→ **ACTION ITEM**
Filter the entries for the string "ANGLE". Copy each line that has it.

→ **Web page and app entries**

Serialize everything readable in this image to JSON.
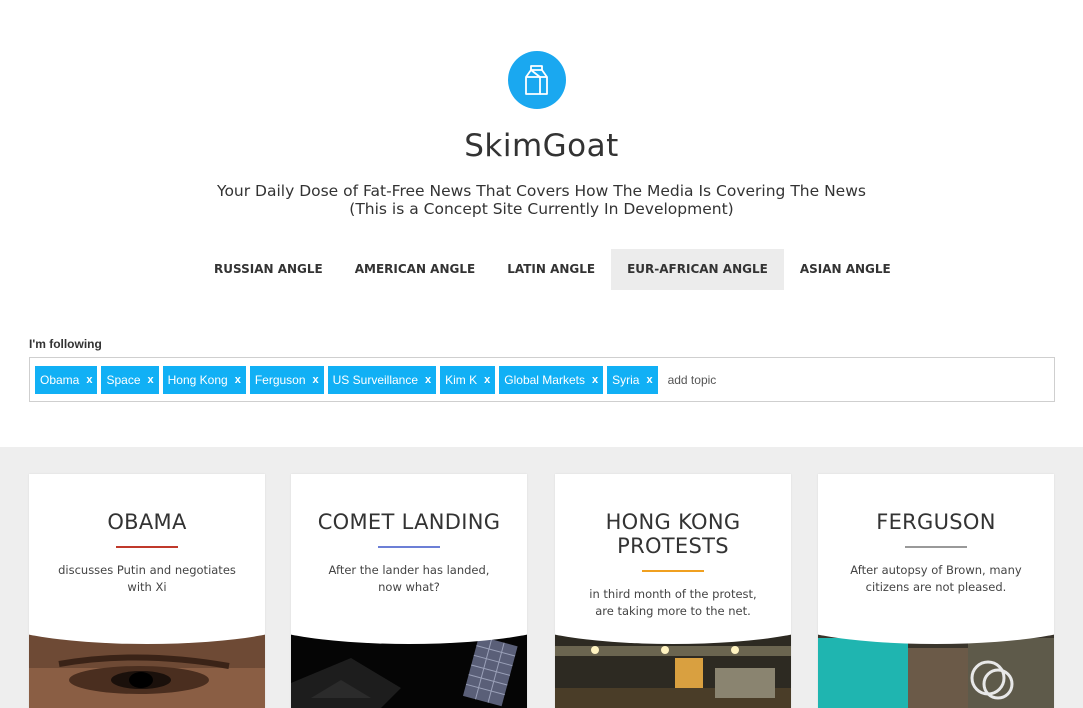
{
  "header": {
    "icon": "milk-carton-icon",
    "title": "SkimGoat",
    "tagline_line1": "Your Daily Dose of Fat-Free News That Covers How The Media Is Covering The News",
    "tagline_line2": "(This is a Concept Site Currently In Development)"
  },
  "nav": {
    "items": [
      {
        "label": "RUSSIAN ANGLE"
      },
      {
        "label": "AMERICAN ANGLE"
      },
      {
        "label": "LATIN ANGLE"
      },
      {
        "label": "EUR-AFRICAN ANGLE"
      },
      {
        "label": "ASIAN ANGLE"
      }
    ],
    "active": "EUR-AFRICAN ANGLE"
  },
  "following": {
    "label": "I'm following",
    "tags": [
      {
        "label": "Obama"
      },
      {
        "label": "Space"
      },
      {
        "label": "Hong Kong"
      },
      {
        "label": "Ferguson"
      },
      {
        "label": "US Surveillance"
      },
      {
        "label": "Kim K"
      },
      {
        "label": "Global Markets"
      },
      {
        "label": "Syria"
      }
    ],
    "remove_glyph": "x",
    "input_placeholder": "add topic"
  },
  "cards": [
    {
      "title": "OBAMA",
      "description": "discusses Putin and negotiates with Xi",
      "accent": "#c0392b"
    },
    {
      "title": "COMET LANDING",
      "description": "After the lander has landed, now what?",
      "accent": "#6c7fd6"
    },
    {
      "title": "HONG KONG PROTESTS",
      "description": "in third month of the protest, are taking more to the net.",
      "accent": "#f0a020"
    },
    {
      "title": "FERGUSON",
      "description": "After autopsy of Brown, many citizens are not pleased.",
      "accent": "#999999"
    }
  ],
  "colors": {
    "brand": "#1aa8f0",
    "tag": "#11b0f5",
    "page_bg": "#eeeeee"
  }
}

→ **TASK RESPONSE**
        "label": "RUSSIAN ANGLE"
        "label": "AMERICAN ANGLE"
        "label": "LATIN ANGLE"
        "label": "EUR-AFRICAN ANGLE"
        "label": "ASIAN ANGLE"
    "active": "EUR-AFRICAN ANGLE"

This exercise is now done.